One of the end-of-the-year 5th grade projects is for each student to write an I Am poem, and draw a self portrait (well, half of one). They are diligently hung upon the classroom wall in time for Open House, for proud parents to peruse. Now, maybe it was the fact Open House was two days before our fundraiser and I was overwhelmingly stressed. Maybe it was the fact I’d been up since 5am, and at school since 7:30am to run the BOGO book fair. Maybe it was the fact we were just two shorts weeks away from the end of the school year, an end which would bring promotion ceremonies for two, and big changes for all of us. But when I walked into Little Man’s classroom, and read his I Am poem, I fell apart. We’re talking total wheels off, hot weepy mess, in the middle of the classroom. I escaped as quickly as I could, and then didn’t have time to really process as I was back in the book fair for another hour and a half. I stood there, numb, surrounded by people, unable to let it all go, work it through, reach a good place with it. I anxiously waited the poem’s homecoming, needing time with it, to read it again under calmer, more rested circumstances. It finally came home this past Thursday. It still struck me as hard as the first time I read the dang thing.

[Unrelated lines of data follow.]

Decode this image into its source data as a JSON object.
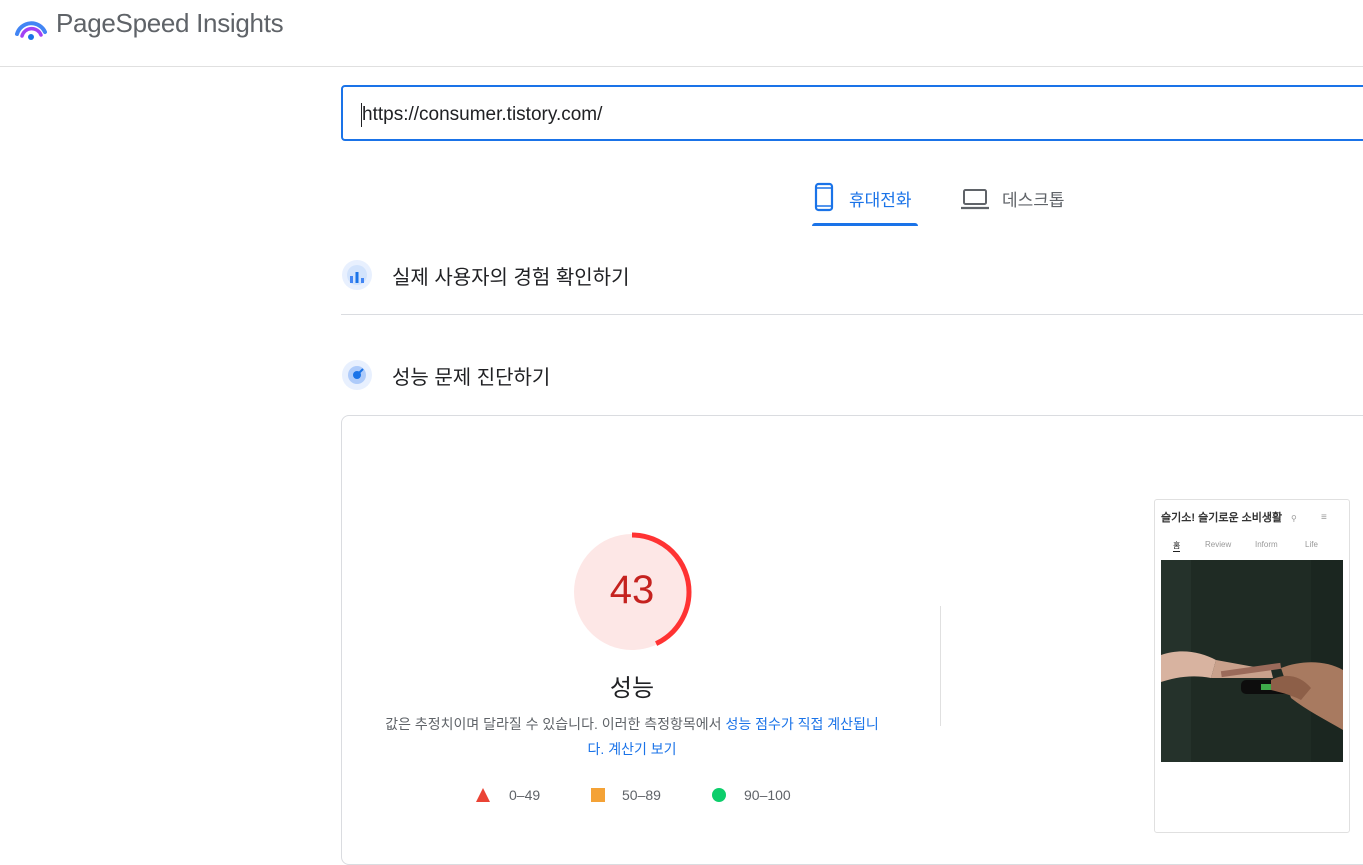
{
  "app": {
    "title": "PageSpeed Insights"
  },
  "url_input": {
    "value": "https://consumer.tistory.com/"
  },
  "device_tabs": [
    {
      "label": "휴대전화",
      "selected": true
    },
    {
      "label": "데스크톱",
      "selected": false
    }
  ],
  "sections": {
    "field_data": {
      "title": "실제 사용자의 경험 확인하기"
    },
    "diagnose": {
      "title": "성능 문제 진단하기"
    }
  },
  "performance": {
    "score": "43",
    "score_value": 43,
    "label": "성능",
    "description_prefix": "값은 추정치이며 달라질 수 있습니다. 이러한 측정항목에서 ",
    "description_link": "성능 점수가 직접 계산됩니다.",
    "calculator_link": "계산기 보기"
  },
  "legend": [
    {
      "label": "0–49",
      "color": "#ea4335",
      "shape": "triangle"
    },
    {
      "label": "50–89",
      "color": "#f4a236",
      "shape": "square"
    },
    {
      "label": "90–100",
      "color": "#0cce6b",
      "shape": "circle"
    }
  ],
  "screenshot": {
    "site_title": "슬기소! 슬기로운 소비생활",
    "nav": [
      "홈",
      "Review",
      "Inform",
      "Life"
    ]
  },
  "colors": {
    "accent": "#1a73e8",
    "fail": "#c5221f",
    "fail_ring": "#ff3333",
    "fail_bg": "#fde7e6"
  }
}
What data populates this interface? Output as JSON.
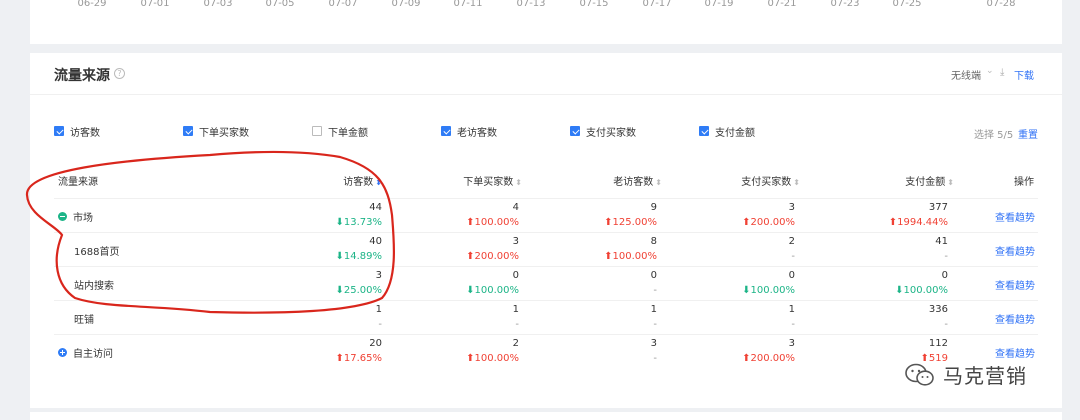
{
  "top_axis": {
    "labels": [
      "06-29",
      "07-01",
      "07-03",
      "07-05",
      "07-07",
      "07-09",
      "07-11",
      "07-13",
      "07-15",
      "07-17",
      "07-19",
      "07-21",
      "07-23",
      "07-25",
      "07-28"
    ]
  },
  "section": {
    "title": "流量来源",
    "help_icon": "question-circle-icon",
    "device_select": "无线端",
    "download_label": "下载"
  },
  "metrics": [
    {
      "label": "访客数",
      "checked": true
    },
    {
      "label": "下单买家数",
      "checked": true
    },
    {
      "label": "下单金额",
      "checked": false
    },
    {
      "label": "老访客数",
      "checked": true
    },
    {
      "label": "支付买家数",
      "checked": true
    },
    {
      "label": "支付金额",
      "checked": true
    }
  ],
  "selection": {
    "count_text": "选择 5/5",
    "reset_label": "重置"
  },
  "table": {
    "headers": {
      "source": "流量来源",
      "visitors": "访客数",
      "order_buyers": "下单买家数",
      "old_visitors": "老访客数",
      "pay_buyers": "支付买家数",
      "pay_amount": "支付金额",
      "action": "操作"
    },
    "rows": [
      {
        "source": "市场",
        "icon": "minus",
        "visitors": "44",
        "visitors_chg": "13.73%",
        "visitors_dir": "down",
        "order_buyers": "4",
        "order_buyers_chg": "100.00%",
        "order_buyers_dir": "up",
        "old_visitors": "9",
        "old_visitors_chg": "125.00%",
        "old_visitors_dir": "up",
        "pay_buyers": "3",
        "pay_buyers_chg": "200.00%",
        "pay_buyers_dir": "up",
        "pay_amount": "377",
        "pay_amount_chg": "1994.44%",
        "pay_amount_dir": "up",
        "action": "查看趋势"
      },
      {
        "source": "1688首页",
        "icon": "",
        "visitors": "40",
        "visitors_chg": "14.89%",
        "visitors_dir": "down",
        "order_buyers": "3",
        "order_buyers_chg": "200.00%",
        "order_buyers_dir": "up",
        "old_visitors": "8",
        "old_visitors_chg": "100.00%",
        "old_visitors_dir": "up",
        "pay_buyers": "2",
        "pay_buyers_chg": "-",
        "pay_buyers_dir": "none",
        "pay_amount": "41",
        "pay_amount_chg": "-",
        "pay_amount_dir": "none",
        "action": "查看趋势"
      },
      {
        "source": "站内搜索",
        "icon": "",
        "visitors": "3",
        "visitors_chg": "25.00%",
        "visitors_dir": "down",
        "order_buyers": "0",
        "order_buyers_chg": "100.00%",
        "order_buyers_dir": "down",
        "old_visitors": "0",
        "old_visitors_chg": "-",
        "old_visitors_dir": "none",
        "pay_buyers": "0",
        "pay_buyers_chg": "100.00%",
        "pay_buyers_dir": "down",
        "pay_amount": "0",
        "pay_amount_chg": "100.00%",
        "pay_amount_dir": "down",
        "action": "查看趋势"
      },
      {
        "source": "旺铺",
        "icon": "",
        "visitors": "1",
        "visitors_chg": "-",
        "visitors_dir": "none",
        "order_buyers": "1",
        "order_buyers_chg": "-",
        "order_buyers_dir": "none",
        "old_visitors": "1",
        "old_visitors_chg": "-",
        "old_visitors_dir": "none",
        "pay_buyers": "1",
        "pay_buyers_chg": "-",
        "pay_buyers_dir": "none",
        "pay_amount": "336",
        "pay_amount_chg": "-",
        "pay_amount_dir": "none",
        "action": "查看趋势"
      },
      {
        "source": "自主访问",
        "icon": "plus",
        "visitors": "20",
        "visitors_chg": "17.65%",
        "visitors_dir": "up",
        "order_buyers": "2",
        "order_buyers_chg": "100.00%",
        "order_buyers_dir": "up",
        "old_visitors": "3",
        "old_visitors_chg": "-",
        "old_visitors_dir": "none",
        "pay_buyers": "3",
        "pay_buyers_chg": "200.00%",
        "pay_buyers_dir": "up",
        "pay_amount": "112",
        "pay_amount_chg": "519",
        "pay_amount_dir": "up",
        "action": "查看趋势"
      }
    ]
  },
  "watermark": {
    "text": "马克营销",
    "icon": "wechat-icon"
  },
  "colors": {
    "accent": "#3072f6",
    "up": "#f04134",
    "down": "#1cb487",
    "annotation": "#d9261c"
  }
}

This child…who says autistic kids cannot be self-aware? Who says they don’t make connections? His writing this year shows a side of him that’s been tucked away inside, hidden behind his different needs. He knows he’s different. He’s told me as much before. He often doesn’t want to be different, and he’s just learning to express that, along with other thoughts and emotions. But there’s all that stuff going on inside his head we rarely get to see, much less understand. This I Am poem, in his way, let us see into his private world. He’s given me permission to share it with you. (property of EES, June 2015)